O'Sullivan allowed a first-inning run when Ryan Howard, who committed two errors in Game 1, could not handle a ball hit to his right to allow Jordan Schafer to reach safely with a hit. Shafer stole second, advanced to third on a fielder's choice and scored on Justin Upton's single to right to hand the Braves a 1-0 lead.

The Phillies tied the game in the third when Cameron Rupp singled and later scored on Jimmy Rollins' sacrifice fly. O'Sullivan kept the score at 1-1 until the sixth. He retired the first two batters he faced on just two pitches, but Upton singled in a nine-pitch at-bat and Ryan Doumit singled in a seven-pitch at-bat to put runners on first and second with two outs.

Chris Johnson singled on a first-pitch sinker from O'Sullivan to score Upton to make it 2-1.

"He had seen quite a few offspeed pitches so I was looking to try to get an out with one pitch there," O'Sullivan said. "But big league hitter, put the barrel on it and served it into right."

Sandberg replaced O'Sullivan with Mario Hollands, who allowed a double to Tommy La Stella to clear the bases and make it 4-1.

The Phillies would not mount a comeback. They have hit .212 during their 2-7 slide, including .139 (10-for-72) with runners in scoring position.

"It is disappointing," Sandberg said. "It was a tough day today that's for sure."
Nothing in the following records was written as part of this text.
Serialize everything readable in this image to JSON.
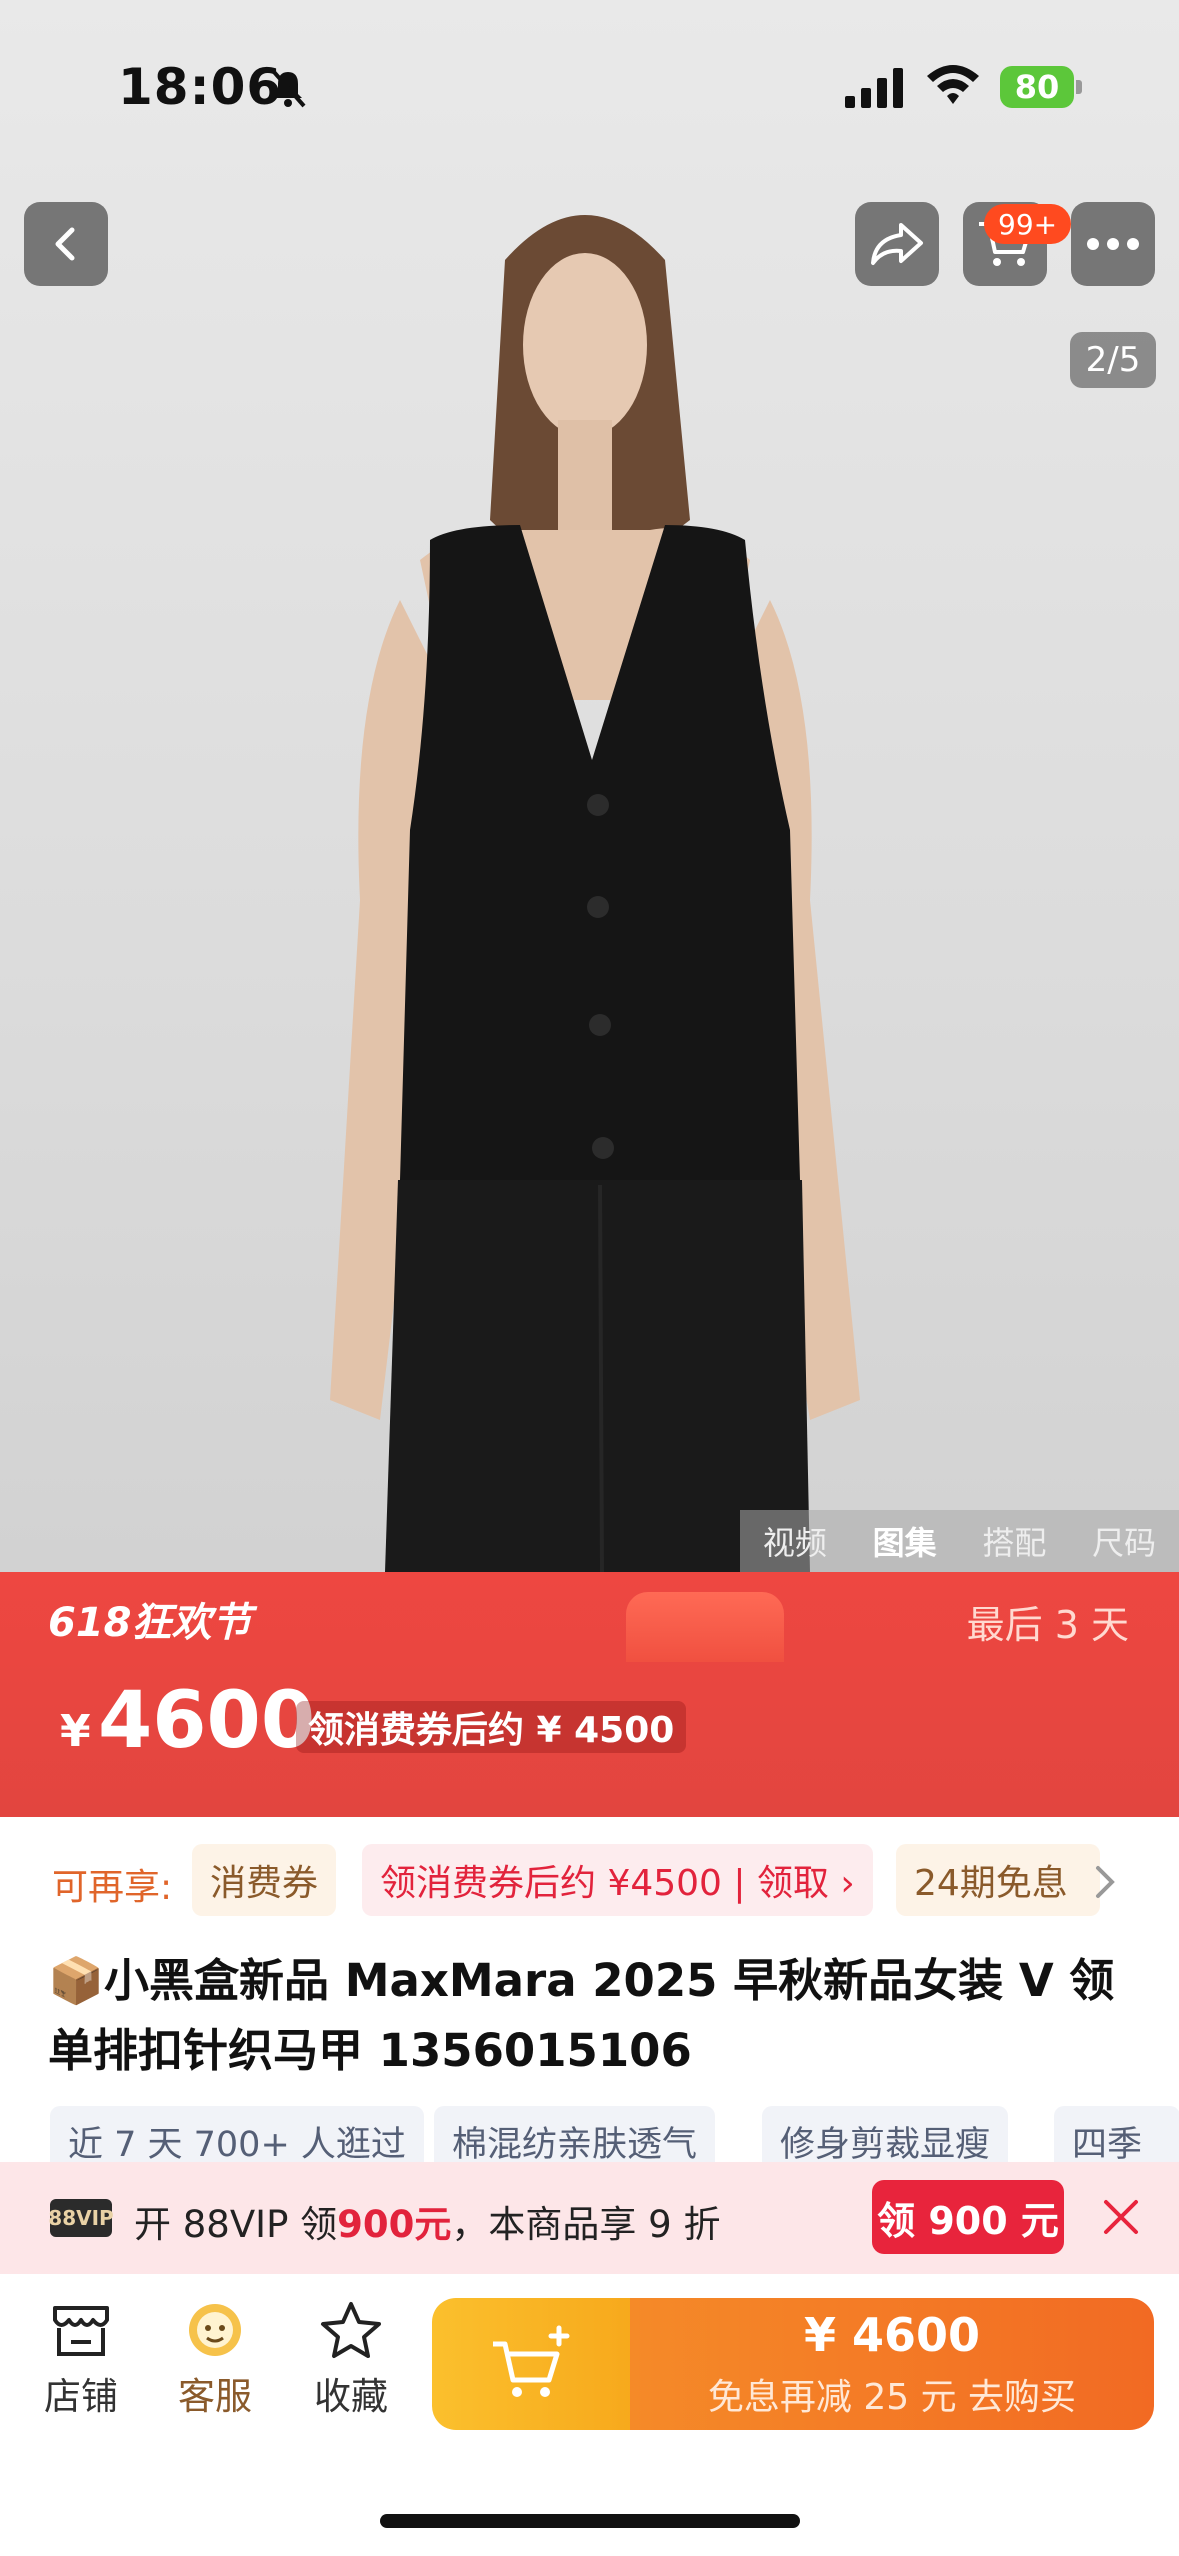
{
  "status": {
    "time": "18:06",
    "battery": "80"
  },
  "gallery": {
    "counter": "2/5",
    "cart_badge": "99+",
    "tabs": [
      "视频",
      "图集",
      "搭配",
      "尺码"
    ],
    "active_tab": "图集"
  },
  "promo": {
    "festival": "618狂欢节",
    "days_left": "最后 3 天",
    "currency": "¥",
    "price": "4600",
    "after_coupon": "领消费券后约 ¥ 4500"
  },
  "perks": {
    "label": "可再享:",
    "chips": [
      "消费券",
      "领消费券后约 ¥4500 | 领取 ›",
      "24期免息"
    ]
  },
  "product": {
    "title": "📦小黑盒新品 MaxMara 2025 早秋新品女装 V 领单排扣针织马甲 1356015106",
    "tags": [
      "近 7 天 700+ 人逛过",
      "棉混纺亲肤透气",
      "修身剪裁显瘦",
      "四季"
    ]
  },
  "vip": {
    "badge": "88VIP",
    "text_prefix": "开 88VIP 领",
    "amount": "900元",
    "text_suffix": "，本商品享 9 折",
    "button": "领 900 元"
  },
  "bottom": {
    "tabs": [
      {
        "label": "店铺",
        "icon": "store-icon"
      },
      {
        "label": "客服",
        "icon": "customer-service-icon"
      },
      {
        "label": "收藏",
        "icon": "star-icon"
      }
    ],
    "buy_price": "¥ 4600",
    "buy_sub": "免息再减 25 元  去购买"
  },
  "colors": {
    "promo_red": "#e2453f",
    "accent_orange": "#f26a23",
    "vip_red": "#e8243c"
  }
}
Todd Zolecki is a reporter for This story was not subject to the approval of Major League Baseball or its clubs.